Exercise aim:
Output every record exactly, and nothing more.

(Interface dataset entries)
--- START ---

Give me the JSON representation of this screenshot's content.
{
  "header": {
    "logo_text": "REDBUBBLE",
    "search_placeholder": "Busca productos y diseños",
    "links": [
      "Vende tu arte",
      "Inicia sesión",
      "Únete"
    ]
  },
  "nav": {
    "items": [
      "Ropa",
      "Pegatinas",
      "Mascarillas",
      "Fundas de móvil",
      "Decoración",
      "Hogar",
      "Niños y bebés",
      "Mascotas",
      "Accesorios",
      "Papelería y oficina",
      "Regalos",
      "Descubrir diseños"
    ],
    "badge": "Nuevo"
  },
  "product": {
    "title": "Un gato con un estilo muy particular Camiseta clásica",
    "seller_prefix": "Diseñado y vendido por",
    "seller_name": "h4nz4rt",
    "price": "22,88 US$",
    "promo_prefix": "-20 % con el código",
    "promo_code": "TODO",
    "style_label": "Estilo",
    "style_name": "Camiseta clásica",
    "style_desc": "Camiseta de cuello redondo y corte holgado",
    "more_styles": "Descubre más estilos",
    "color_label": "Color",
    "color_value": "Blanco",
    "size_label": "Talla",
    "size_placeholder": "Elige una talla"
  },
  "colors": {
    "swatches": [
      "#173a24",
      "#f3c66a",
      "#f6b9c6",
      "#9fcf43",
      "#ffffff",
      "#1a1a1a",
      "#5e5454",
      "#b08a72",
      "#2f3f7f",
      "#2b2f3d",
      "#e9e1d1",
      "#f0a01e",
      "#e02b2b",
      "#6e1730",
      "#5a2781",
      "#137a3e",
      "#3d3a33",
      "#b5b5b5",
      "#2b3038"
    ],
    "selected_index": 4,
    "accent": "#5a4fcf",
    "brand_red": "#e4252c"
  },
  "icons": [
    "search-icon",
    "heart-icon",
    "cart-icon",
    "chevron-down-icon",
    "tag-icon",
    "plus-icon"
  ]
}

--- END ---

Solution to the exercise:
Give me the JSON representation of this screenshot's content.
{
  "header": {
    "logo_text": "REDBUBBLE",
    "search_placeholder": "Busca productos y diseños",
    "links": [
      "Vende tu arte",
      "Inicia sesión",
      "Únete"
    ]
  },
  "nav": {
    "items": [
      "Ropa",
      "Pegatinas",
      "Mascarillas",
      "Fundas de móvil",
      "Decoración",
      "Hogar",
      "Niños y bebés",
      "Mascotas",
      "Accesorios",
      "Papelería y oficina",
      "Regalos",
      "Descubrir diseños"
    ],
    "badge": "Nuevo"
  },
  "product": {
    "title": "Un gato con un estilo muy particular Camiseta clásica",
    "seller_prefix": "Diseñado y vendido por",
    "seller_name": "h4nz4rt",
    "price": "22,88 US$",
    "promo_prefix": "-20 % con el código",
    "promo_code": "TODO",
    "style_label": "Estilo",
    "style_name": "Camiseta clásica",
    "style_desc": "Camiseta de cuello redondo y corte holgado",
    "more_styles": "Descubre más estilos",
    "color_label": "Color",
    "color_value": "Blanco",
    "size_label": "Talla",
    "size_placeholder": "Elige una talla"
  },
  "colors": {
    "swatches": [
      "#173a24",
      "#f3c66a",
      "#f6b9c6",
      "#9fcf43",
      "#ffffff",
      "#1a1a1a",
      "#5e5454",
      "#b08a72",
      "#2f3f7f",
      "#2b2f3d",
      "#e9e1d1",
      "#f0a01e",
      "#e02b2b",
      "#6e1730",
      "#5a2781",
      "#137a3e",
      "#3d3a33",
      "#b5b5b5",
      "#2b3038"
    ],
    "selected_index": 4,
    "accent": "#5a4fcf",
    "brand_red": "#e4252c"
  },
  "icons": [
    "search-icon",
    "heart-icon",
    "cart-icon",
    "chevron-down-icon",
    "tag-icon",
    "plus-icon"
  ]
}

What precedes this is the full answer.